Thursday, November 29th, 2012
On the last day of the second grade, my dad picked me up from Ewing Lane Elementary School. I was happy to see him. He worked long hours as a policeman and was rarely around. I treasured our time together. As we walked to our house, he said, “You got good grades this year, and I bought something for you.”
I really wanted the three-story Barbie Dream House. Instead, my dad announced, “Here’s your first gun.” It wasn’t a doll mansion, but I liked guns just fine. I was excited as I carefully held my Bearcat Revolver under his careful eyes. We spent the afternoon at the old Ellingsworth Farm shooting doves.
Please keep in mind that this was the early ’80s in an Indiana town on the Ohio River. Back then, fathers kept their rifles on mantles, and I don’t remember seeing many gun cabinets–let alone locks. Hunting was a family past time, and my dad and I would take our beagles to round up rabbits on the weekends. He did the shooting while I helped with the hounds. The skinning part was unpleasant, but eating the bunnies was delicious.
Today, gun safety is a much more serious issue, as it should be. Responsible owners lock their firearms away from children. Adults and kids must take gun safety and hunting courses in most states to get their permits. Thank goodness this isn’t the 80s.
This post isn’t about the hot-button issue of guns and all that goes with it. It’s not about being for or against them. I’m writing about how my dad and I bonded over hunting and shooting, and how the sport shaped my young life. I don’t own guns of my own, but I do encourage my dad to get them out and talk about them to my kids when we visit him. I want them to know about gun history, craftsmanship, engineering and culture. My dad is a true expert who can take any gun apart and put it back together again. He is a living encyclopedia and an artful treasure.

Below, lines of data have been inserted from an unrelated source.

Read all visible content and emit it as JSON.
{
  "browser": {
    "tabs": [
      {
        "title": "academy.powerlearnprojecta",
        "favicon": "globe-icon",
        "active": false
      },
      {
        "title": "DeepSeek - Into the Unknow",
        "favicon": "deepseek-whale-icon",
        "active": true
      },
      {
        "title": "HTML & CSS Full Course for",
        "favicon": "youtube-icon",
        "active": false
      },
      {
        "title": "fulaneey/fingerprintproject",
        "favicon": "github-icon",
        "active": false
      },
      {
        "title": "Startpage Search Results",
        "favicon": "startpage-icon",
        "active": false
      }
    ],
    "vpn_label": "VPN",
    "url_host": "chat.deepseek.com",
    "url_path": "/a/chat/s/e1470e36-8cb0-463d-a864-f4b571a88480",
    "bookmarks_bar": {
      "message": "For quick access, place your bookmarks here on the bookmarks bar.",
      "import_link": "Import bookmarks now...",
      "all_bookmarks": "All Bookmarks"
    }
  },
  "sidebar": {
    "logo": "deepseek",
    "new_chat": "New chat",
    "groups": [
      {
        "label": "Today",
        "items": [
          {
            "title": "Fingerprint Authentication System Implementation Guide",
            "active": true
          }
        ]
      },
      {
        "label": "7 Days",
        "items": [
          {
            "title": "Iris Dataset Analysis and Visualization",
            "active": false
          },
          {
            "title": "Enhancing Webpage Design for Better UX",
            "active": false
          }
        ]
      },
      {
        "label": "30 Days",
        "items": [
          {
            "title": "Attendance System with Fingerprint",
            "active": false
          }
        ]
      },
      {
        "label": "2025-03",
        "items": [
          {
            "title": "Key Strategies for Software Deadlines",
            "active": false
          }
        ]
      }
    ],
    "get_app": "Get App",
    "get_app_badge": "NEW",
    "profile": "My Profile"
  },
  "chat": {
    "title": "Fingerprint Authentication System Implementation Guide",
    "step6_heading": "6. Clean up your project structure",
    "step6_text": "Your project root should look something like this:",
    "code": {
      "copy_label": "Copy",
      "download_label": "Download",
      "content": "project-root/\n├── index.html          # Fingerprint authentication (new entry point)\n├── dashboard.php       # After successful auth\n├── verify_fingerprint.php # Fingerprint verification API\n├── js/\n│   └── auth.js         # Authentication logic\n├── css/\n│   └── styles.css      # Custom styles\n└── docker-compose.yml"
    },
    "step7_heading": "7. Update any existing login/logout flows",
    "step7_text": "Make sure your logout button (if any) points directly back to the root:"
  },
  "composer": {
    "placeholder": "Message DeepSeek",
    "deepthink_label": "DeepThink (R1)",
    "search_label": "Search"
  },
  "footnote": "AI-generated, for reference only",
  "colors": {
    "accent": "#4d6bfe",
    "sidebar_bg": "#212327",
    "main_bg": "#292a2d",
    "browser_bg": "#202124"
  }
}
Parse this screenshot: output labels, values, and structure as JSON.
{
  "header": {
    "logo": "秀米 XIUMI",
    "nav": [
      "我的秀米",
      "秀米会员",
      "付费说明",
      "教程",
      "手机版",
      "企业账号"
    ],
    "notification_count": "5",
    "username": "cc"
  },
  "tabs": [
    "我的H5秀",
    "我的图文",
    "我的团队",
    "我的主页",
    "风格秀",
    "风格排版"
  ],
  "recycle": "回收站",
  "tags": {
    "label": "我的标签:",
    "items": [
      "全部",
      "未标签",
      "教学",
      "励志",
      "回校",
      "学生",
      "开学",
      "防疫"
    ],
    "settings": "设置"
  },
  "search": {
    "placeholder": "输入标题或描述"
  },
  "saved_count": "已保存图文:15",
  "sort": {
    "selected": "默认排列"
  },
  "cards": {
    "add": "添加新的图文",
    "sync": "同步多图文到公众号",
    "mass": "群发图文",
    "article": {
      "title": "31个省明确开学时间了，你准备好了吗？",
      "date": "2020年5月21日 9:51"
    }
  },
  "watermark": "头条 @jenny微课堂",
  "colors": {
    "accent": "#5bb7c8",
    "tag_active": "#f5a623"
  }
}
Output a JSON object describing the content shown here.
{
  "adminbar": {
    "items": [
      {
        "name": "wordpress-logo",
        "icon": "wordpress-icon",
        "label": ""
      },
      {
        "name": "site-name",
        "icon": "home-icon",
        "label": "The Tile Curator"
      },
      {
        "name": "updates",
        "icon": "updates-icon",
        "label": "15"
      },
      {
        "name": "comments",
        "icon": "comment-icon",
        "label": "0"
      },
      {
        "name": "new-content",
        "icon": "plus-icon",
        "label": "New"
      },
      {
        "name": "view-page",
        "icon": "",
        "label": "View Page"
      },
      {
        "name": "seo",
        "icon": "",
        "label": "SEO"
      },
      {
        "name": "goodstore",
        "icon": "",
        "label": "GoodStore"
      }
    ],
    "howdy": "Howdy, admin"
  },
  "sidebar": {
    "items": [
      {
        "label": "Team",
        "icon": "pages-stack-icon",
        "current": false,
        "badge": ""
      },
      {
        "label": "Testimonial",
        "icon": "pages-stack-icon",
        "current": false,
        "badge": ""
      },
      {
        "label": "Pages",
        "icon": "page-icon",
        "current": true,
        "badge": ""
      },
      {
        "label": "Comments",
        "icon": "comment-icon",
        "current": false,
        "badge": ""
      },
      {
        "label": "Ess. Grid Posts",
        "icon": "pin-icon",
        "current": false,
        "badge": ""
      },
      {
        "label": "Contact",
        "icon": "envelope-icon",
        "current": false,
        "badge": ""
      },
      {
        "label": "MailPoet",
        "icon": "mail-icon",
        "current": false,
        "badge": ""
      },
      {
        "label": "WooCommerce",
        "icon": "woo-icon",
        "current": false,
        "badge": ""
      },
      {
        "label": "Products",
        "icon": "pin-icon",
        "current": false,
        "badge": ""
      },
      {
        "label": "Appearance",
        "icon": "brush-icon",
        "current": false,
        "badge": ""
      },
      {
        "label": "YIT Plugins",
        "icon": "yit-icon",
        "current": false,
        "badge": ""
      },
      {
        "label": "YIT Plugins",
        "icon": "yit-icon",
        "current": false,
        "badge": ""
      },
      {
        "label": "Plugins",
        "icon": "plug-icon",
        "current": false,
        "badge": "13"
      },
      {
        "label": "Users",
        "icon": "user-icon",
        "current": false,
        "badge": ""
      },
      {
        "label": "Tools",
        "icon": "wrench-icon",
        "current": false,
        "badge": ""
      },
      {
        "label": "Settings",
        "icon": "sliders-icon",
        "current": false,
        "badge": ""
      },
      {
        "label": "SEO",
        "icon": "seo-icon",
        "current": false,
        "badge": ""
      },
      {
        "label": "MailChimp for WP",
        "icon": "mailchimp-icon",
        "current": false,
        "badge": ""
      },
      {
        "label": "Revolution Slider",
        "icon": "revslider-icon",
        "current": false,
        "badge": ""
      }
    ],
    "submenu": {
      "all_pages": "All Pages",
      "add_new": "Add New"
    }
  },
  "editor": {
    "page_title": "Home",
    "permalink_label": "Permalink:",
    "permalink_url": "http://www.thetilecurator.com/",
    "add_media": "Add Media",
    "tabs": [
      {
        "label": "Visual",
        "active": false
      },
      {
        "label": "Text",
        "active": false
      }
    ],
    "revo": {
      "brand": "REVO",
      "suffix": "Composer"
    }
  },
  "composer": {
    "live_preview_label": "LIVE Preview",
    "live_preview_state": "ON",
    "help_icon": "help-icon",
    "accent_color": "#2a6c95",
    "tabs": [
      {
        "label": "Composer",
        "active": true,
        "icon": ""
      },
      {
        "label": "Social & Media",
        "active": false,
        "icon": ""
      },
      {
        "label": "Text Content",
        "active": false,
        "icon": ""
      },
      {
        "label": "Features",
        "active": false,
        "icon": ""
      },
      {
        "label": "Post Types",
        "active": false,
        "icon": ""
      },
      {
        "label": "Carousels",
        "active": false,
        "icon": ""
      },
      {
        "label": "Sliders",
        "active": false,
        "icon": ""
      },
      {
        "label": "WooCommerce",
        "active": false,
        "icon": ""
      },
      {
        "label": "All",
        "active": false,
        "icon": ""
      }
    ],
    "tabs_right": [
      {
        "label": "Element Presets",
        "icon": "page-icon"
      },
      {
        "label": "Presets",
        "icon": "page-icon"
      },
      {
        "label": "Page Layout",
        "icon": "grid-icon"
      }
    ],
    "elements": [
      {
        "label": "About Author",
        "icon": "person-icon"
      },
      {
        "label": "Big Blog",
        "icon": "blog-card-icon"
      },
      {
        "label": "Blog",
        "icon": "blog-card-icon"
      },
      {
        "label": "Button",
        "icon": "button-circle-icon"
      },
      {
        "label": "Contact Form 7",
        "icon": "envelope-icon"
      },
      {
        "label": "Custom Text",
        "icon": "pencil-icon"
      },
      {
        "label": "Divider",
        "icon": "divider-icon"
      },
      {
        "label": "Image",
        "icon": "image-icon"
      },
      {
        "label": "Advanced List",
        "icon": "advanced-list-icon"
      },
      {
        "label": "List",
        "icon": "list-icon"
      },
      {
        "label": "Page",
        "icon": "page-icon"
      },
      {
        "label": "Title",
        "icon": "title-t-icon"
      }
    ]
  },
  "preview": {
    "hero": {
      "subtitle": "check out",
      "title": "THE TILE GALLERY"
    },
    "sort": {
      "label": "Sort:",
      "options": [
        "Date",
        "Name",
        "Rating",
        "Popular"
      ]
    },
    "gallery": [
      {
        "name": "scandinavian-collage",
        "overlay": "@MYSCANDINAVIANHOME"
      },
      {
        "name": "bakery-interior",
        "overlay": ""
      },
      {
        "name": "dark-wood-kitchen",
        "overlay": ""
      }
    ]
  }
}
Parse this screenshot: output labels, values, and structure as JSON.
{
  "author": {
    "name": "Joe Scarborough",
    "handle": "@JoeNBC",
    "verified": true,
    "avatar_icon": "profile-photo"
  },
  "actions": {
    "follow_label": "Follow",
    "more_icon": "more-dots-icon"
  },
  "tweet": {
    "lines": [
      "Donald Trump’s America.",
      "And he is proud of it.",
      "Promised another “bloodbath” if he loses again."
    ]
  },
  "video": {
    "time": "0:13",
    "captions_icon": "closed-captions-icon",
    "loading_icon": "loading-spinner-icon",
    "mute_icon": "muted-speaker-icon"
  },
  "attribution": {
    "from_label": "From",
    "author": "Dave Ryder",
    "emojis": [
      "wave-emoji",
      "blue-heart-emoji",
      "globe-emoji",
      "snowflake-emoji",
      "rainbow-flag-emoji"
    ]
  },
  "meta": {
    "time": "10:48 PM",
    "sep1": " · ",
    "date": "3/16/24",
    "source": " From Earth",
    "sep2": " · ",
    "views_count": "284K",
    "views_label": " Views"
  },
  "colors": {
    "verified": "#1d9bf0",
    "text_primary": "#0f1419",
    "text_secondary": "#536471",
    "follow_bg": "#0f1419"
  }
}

That’s why I’m reading The Gun Book for Parents today. It brings back good memories. While I probably won’t own guns myself–I’ve settled for shooting with my dad when I’m in Indiana–other parents out there will. This book is for them, and it is exceptional. The authors are experienced gunmen armed with knowledge that’s as rich as my father’s. They explain everything gun-related in easy-to-understand detail, from basics to safety to hunting and so much more. The book is written precisely for parents to introduce guns to their children in our modern world. Safety and respect are the goals. It’s a companion to the equally exquisite book called The Gun Book for Boys. If you’re interested in firearms at all, these books are must-reads. Now they just need to come out with The Gun Book for Girls. Girls can shoot, too.
Did you grow up with guns? How did it shape your feelings toward them now?